*** Entries supplied ***

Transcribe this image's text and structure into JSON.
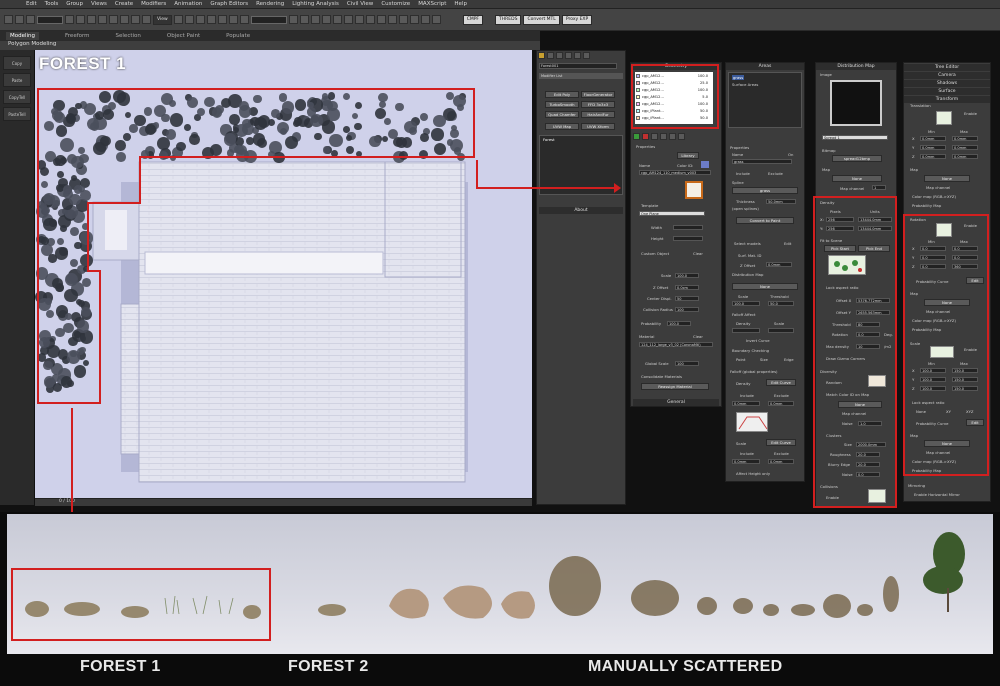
{
  "menubar": [
    "Edit",
    "Tools",
    "Group",
    "Views",
    "Create",
    "Modifiers",
    "Animation",
    "Graph Editors",
    "Rendering",
    "Lighting Analysis",
    "Civil View",
    "Customize",
    "MAXScript",
    "Help"
  ],
  "toolbar": {
    "view_dropdown": "View",
    "buttons": [
      "CMPF",
      "THREDS",
      "Convert MTL",
      "Proxy EXP"
    ]
  },
  "ribbon": {
    "tabs": [
      "Modeling",
      "Freeform",
      "Selection",
      "Object Paint",
      "Populate"
    ],
    "sub": "Polygon Modeling"
  },
  "leftstrip": [
    "Copy",
    "Paste",
    "CopyTell",
    "PasteTell"
  ],
  "viewport": {
    "label": "FOREST 1",
    "frame": "0 / 100"
  },
  "geometry": {
    "title": "Geometry",
    "object": "Forest001",
    "modifier_list": "Modifier List",
    "buttons": [
      "Edit Poly",
      "FloorGenerator",
      "TurboSmooth",
      "FFD 3x3x3",
      "Quad Chamfer",
      "HairAndFur",
      "UVW Map",
      "UVW Xform"
    ],
    "stack": "Forest",
    "about": "About",
    "items": [
      [
        "cgp_AM12...",
        "100.0"
      ],
      [
        "cgp_AM12...",
        "25.0"
      ],
      [
        "cgp_AM12...",
        "100.0"
      ],
      [
        "cgp_AM12...",
        "5.0"
      ],
      [
        "cgp_AM12...",
        "100.0"
      ],
      [
        "cgp_iPlant...",
        "50.0"
      ],
      [
        "cgp_iPlant...",
        "50.0"
      ]
    ],
    "properties": "Properties",
    "library": "Library",
    "name_label": "Name",
    "color_label": "Color ID:",
    "name_value": "cgp_AM124_110_medium_v003",
    "template": "Template",
    "template_value": "One Plane",
    "width_label": "Width",
    "height_label": "Height",
    "custom_object": "Custom Object",
    "clear": "Clear",
    "scale_label": "Scale",
    "scale_value": "100.0",
    "zoffset_label": "Z Offset",
    "zoffset_value": "0.0cm",
    "center_label": "Center Displ.",
    "center_value": "50",
    "collision_label": "Collision Radius",
    "collision_value": "100",
    "prob_label": "Probability",
    "prob_value": "100.0",
    "material_label": "Material",
    "material_value": "124_112_large_v3_02 (CoronaMtl)",
    "global_scale_label": "Global Scale",
    "global_scale_value": "100",
    "consolidate": "Consolidate Materials",
    "reassign": "Reassign Material",
    "general": "General"
  },
  "areas": {
    "title": "Areas",
    "items": [
      "grass",
      "Surface Areas"
    ],
    "properties": "Properties",
    "name_label": "Name",
    "on_label": "On",
    "name_value": "grass",
    "include": "Include",
    "exclude": "Exclude",
    "spline_label": "Spline",
    "spline_value": "grass",
    "thickness_label": "Thickness",
    "thickness_value": "50.0mm",
    "open_label": "(open splines)",
    "convert": "Convert to Paint",
    "select_models": "Select models",
    "edit": "Edit",
    "surf_label": "Surf. Mat. ID",
    "zoffset_label": "Z Offset",
    "zoffset_value": "0.0mm",
    "distribution_map": "Distribution Map",
    "none": "None",
    "scale_label": "Scale",
    "threshold_label": "Threshold",
    "scale_value": "100.0",
    "threshold_value": "50.0",
    "falloff_affect": "Falloff Affect",
    "density_label": "Density",
    "scale2_label": "Scale",
    "invert": "Invert Curve",
    "boundary": "Boundary Checking",
    "point": "Point",
    "size": "Size",
    "edge": "Edge",
    "falloff_global": "Falloff (global properties)",
    "density_chk": "Density",
    "edit_curve": "Edit Curve",
    "include2": "Include",
    "exclude2": "Exclude",
    "value_mm": "0.0mm",
    "scale_chk": "Scale",
    "edit_curve2": "Edit Curve",
    "affect_height": "Affect Height only"
  },
  "distribution": {
    "title": "Distribution Map",
    "image_label": "Image",
    "preset": "Spread 1",
    "bitmap_label": "Bitmap",
    "bitmap_value": "spread12bmp",
    "map_label": "Map",
    "none": "None",
    "map_channel": "Map channel",
    "map_channel_value": "1",
    "density_title": "Density",
    "pixels": "Pixels",
    "units": "Units",
    "x_label": "X:",
    "y_label": "Y:",
    "x_px": "256",
    "y_px": "256",
    "x_units": "13444.0mm",
    "y_units": "13444.0mm",
    "fit": "Fit to Scene",
    "pick_start": "Pick Start",
    "pick_end": "Pick End",
    "lock": "Lock aspect ratio",
    "offset_x_label": "Offset X",
    "offset_x_value": "5376.772mm",
    "offset_y_label": "Offset Y",
    "offset_y_value": "2655.563mm",
    "threshold_label": "Threshold",
    "threshold_value": "80",
    "rotation_label": "Rotation",
    "rotation_value": "0.0",
    "deg": "Deg.",
    "max_density_label": "Max density",
    "max_density_value": "10",
    "m2": "/m2",
    "draw": "Draw Gizmo Corners",
    "diversity": "Diversity",
    "random": "Random",
    "match": "Match Color ID on Map",
    "none2": "None",
    "map_ch2": "Map channel",
    "noise_label": "Noise",
    "noise_value": "1.0",
    "clusters": "Clusters",
    "size_label": "Size",
    "size_value": "2000.0mm",
    "roughness_label": "Roughness",
    "roughness_value": "20.0",
    "blurry_label": "Blurry Edge",
    "blurry_value": "20.0",
    "noise2_label": "Noise",
    "noise2_value": "0.0",
    "collisions": "Collisions",
    "enable": "Enable"
  },
  "right": {
    "tabs": [
      "Tree Editor",
      "Camera",
      "Shadows",
      "Surface",
      "Transform"
    ],
    "translation": "Translation",
    "enable": "Enable",
    "min": "Min",
    "max": "Max",
    "xyz": [
      "X",
      "Y",
      "Z"
    ],
    "tr_values": [
      [
        "0.0mm",
        "0.0mm"
      ],
      [
        "0.0mm",
        "0.0mm"
      ],
      [
        "0.0mm",
        "0.0mm"
      ]
    ],
    "map": "Map",
    "none": "None",
    "map_channel": "Map channel",
    "color_map": "Color map (RGB->XYZ)",
    "prob_map": "Probability Map",
    "rotation": "Rotation",
    "rot_values": [
      [
        "0.0",
        "0.0"
      ],
      [
        "0.0",
        "0.0"
      ],
      [
        "0.0",
        "360"
      ]
    ],
    "prob_curve": "Probability Curve",
    "edit": "Edit",
    "scale": "Scale",
    "scale_values": [
      [
        "100.0",
        "150.0"
      ],
      [
        "100.0",
        "150.0"
      ],
      [
        "100.0",
        "150.0"
      ]
    ],
    "lock": "Lock aspect ratio",
    "none_r": "None",
    "xy": "XY",
    "xyz_r": "XYZ",
    "mirroring": "Mirroring",
    "mirror": "Enable Horizontal Mirror"
  },
  "captions": [
    "FOREST 1",
    "FOREST 2",
    "MANUALLY SCATTERED"
  ],
  "colors": {
    "highlight": "#d21f1f",
    "panel": "#3c3c3c",
    "viewport": "#d4d6ec"
  }
}
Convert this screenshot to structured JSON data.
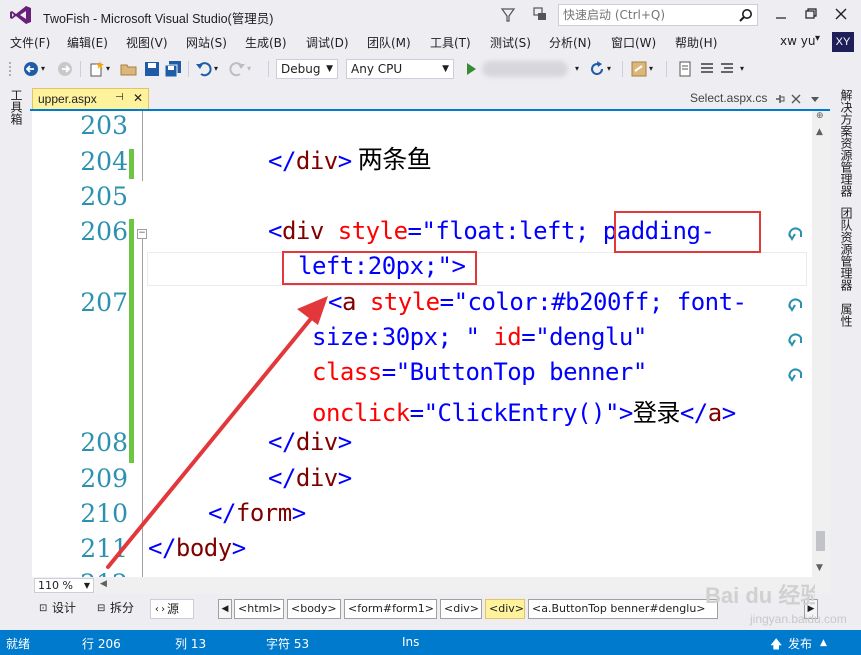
{
  "window": {
    "title": "TwoFish - Microsoft Visual Studio(管理员)",
    "quick_launch_placeholder": "快速启动 (Ctrl+Q)"
  },
  "menu": [
    "文件(F)",
    "编辑(E)",
    "视图(V)",
    "网站(S)",
    "生成(B)",
    "调试(D)",
    "团队(M)",
    "工具(T)",
    "测试(S)",
    "分析(N)",
    "窗口(W)",
    "帮助(H)"
  ],
  "user": {
    "name": "xw yu",
    "initials": "XY"
  },
  "toolbar": {
    "config": "Debug",
    "platform": "Any CPU"
  },
  "left_strip": {
    "toolbox": "工具箱"
  },
  "right_strip": {
    "solution_explorer": "解决方案资源管理器",
    "team_explorer": "团队资源管理器",
    "properties": "属性"
  },
  "tabs": {
    "active": "upper.aspx",
    "other": "Select.aspx.cs"
  },
  "editor": {
    "line_numbers": [
      "203",
      "204",
      "205",
      "206",
      "207",
      "208",
      "209",
      "210",
      "211"
    ],
    "line_203_text": "两条鱼",
    "tokens": {
      "lt": "<",
      "lt_slash": "</",
      "gt": ">",
      "div": "div",
      "a": "a",
      "form": "form",
      "body": "body",
      "style": "style",
      "id": "id",
      "class": "class",
      "onclick": "onclick",
      "eq": "=",
      "style_val_part1": "\"float:left; padding-",
      "style_val_part2": "left:20px;\"",
      "a_style_val_part1": "\"color:#b200ff; font-",
      "a_style_val_part2": "size:30px; \"",
      "id_val": "\"denglu\"",
      "class_val": "\"ButtonTop benner\"",
      "onclick_val": "\"ClickEntry()\"",
      "login_text": "登录"
    }
  },
  "zoom": "110 %",
  "view_tabs": {
    "design": "设计",
    "split": "拆分",
    "source": "源"
  },
  "breadcrumbs": [
    "<html>",
    "<body>",
    "<form#form1>",
    "<div>",
    "<div>",
    "<a.ButtonTop benner#denglu>"
  ],
  "status": {
    "state": "就绪",
    "line": "行 206",
    "col": "列 13",
    "char": "字符 53",
    "mode": "Ins",
    "publish": "发布"
  },
  "watermark": {
    "logo_text": "Bai du 经验",
    "url": "jingyan.baidu.com"
  },
  "colors": {
    "accent": "#007acc",
    "line_number": "#2b91af",
    "html_delimiter": "#0000ff",
    "html_tag": "#800000",
    "html_attr": "#ff0000",
    "annotation": "#e2383c",
    "changed_line": "#6cc644"
  }
}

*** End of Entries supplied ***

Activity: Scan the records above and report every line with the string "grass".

Response to this exercise:
      "grass",
    "name_value": "grass",
    "spline_value": "grass",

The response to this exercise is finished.